In my years of career training my peers and ex-colleagues, and having conversations with close friends about dreams and aspirations, I’ve noticed a similar trait in almost all of us – we have this deep fear of having bigger things in life. In fact, we secretly feel that we aren’t worthy of these bigger things at all.
On the surface, we may look really confident and preach that a life well-lived is the most important.
But when push comes to shove, we abruptly lose our voices. For ourselves, and to ourselves.
We end up clasping on to what we have at the moment, convincing ourselves that this is the best that we can get. Or we keep postponing executing that grand plan of ours with a zillion and one excuses, eventually settling for the same life we dissed because “circumstances did not allow me to go for my dreams”.
We get to be right about being unworthy of bigger things. We end up being victims of ourselves.
Moving away from the mindset of scarcity to one of abundance is a subtle but big step for me – it creates a huge shift to how I see, perceive and do things.
According to Stephen Covey, a mindset of abundance is the direct opposite to a mindset of scarcity. People who live in abundance believe that “there is plenty out there and enough to spare for everybody. It opens possibilities, options, alternatives, and creativity.” There is no competition, only sharing.
I super love the idea. It totally resonates with my dream of a world built on love, compassion, generosity and acceptance.

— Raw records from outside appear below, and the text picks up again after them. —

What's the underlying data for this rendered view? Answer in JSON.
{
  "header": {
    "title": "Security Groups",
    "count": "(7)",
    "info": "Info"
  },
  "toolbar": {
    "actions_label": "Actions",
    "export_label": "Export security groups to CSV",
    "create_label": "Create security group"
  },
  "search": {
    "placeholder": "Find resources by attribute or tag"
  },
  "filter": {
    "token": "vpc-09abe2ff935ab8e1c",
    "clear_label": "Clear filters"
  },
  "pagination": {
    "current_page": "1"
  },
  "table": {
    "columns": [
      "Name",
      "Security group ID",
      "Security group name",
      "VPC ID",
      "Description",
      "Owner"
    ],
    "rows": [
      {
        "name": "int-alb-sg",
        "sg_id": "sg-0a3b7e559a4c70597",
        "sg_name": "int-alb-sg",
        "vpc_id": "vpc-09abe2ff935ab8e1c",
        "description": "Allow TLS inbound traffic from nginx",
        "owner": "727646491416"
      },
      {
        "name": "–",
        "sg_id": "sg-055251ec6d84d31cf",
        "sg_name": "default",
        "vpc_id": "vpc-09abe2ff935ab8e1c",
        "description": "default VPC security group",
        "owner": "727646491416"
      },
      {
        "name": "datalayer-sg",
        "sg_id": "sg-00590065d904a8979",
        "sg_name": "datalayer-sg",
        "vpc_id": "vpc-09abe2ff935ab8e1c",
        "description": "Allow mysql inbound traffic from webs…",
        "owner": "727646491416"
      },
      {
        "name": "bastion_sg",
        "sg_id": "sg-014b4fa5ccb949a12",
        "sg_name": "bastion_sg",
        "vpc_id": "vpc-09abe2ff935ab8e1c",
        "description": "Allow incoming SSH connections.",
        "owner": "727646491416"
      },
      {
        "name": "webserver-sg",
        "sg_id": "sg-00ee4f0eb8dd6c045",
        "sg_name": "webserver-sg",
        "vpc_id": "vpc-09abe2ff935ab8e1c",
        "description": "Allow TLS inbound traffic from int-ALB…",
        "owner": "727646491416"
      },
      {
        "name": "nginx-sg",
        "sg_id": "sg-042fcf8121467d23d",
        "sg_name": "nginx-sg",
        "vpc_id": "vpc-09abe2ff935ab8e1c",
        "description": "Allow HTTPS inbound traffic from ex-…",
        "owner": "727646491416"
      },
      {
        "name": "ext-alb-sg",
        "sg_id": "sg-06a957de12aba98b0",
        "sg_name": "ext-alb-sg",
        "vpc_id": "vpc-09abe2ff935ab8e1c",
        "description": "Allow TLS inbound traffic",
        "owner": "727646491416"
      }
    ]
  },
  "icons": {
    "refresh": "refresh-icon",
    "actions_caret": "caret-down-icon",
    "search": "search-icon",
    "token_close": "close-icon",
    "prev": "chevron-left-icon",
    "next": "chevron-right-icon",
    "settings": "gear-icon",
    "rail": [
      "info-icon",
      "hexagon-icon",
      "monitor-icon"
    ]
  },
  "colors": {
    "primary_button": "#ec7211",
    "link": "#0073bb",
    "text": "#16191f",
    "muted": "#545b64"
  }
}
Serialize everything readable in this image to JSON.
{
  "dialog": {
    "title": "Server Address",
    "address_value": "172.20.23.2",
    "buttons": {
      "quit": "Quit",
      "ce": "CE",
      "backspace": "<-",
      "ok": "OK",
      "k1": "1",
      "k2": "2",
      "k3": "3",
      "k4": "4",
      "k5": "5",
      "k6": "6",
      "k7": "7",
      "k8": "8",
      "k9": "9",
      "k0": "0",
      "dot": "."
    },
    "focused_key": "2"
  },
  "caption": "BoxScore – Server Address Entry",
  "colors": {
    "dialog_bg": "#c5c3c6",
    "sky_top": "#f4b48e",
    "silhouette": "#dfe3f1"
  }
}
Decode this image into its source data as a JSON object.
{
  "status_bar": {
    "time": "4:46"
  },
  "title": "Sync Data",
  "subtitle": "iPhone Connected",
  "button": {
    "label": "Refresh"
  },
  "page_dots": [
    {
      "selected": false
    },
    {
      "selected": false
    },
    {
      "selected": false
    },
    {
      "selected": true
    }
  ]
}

In fact, it has given me the courage to believe that whatever that comes my way will eventually turn out to be good. I only need to keep trusting myself and believing in what the universe sends me.
With the imminent departure from Buenos Aires, I’m not sure what I will experience next but I definitely know what I am going to leave behind. And even though that thought is daunting, I am aware that if we constantly allow fear to hamper all the things we want out of our lives, we will never live out of the box of scarcity. We will just always settle for second bests.
The more we keep doing something, the more it becomes a new normality. The more I keep doing the things I fear, the more the fear dissipates.
Breaking boundaries is discomforting, but not unattainable.
Time to enjoy the ride and keep watching this space, my dears *kisses*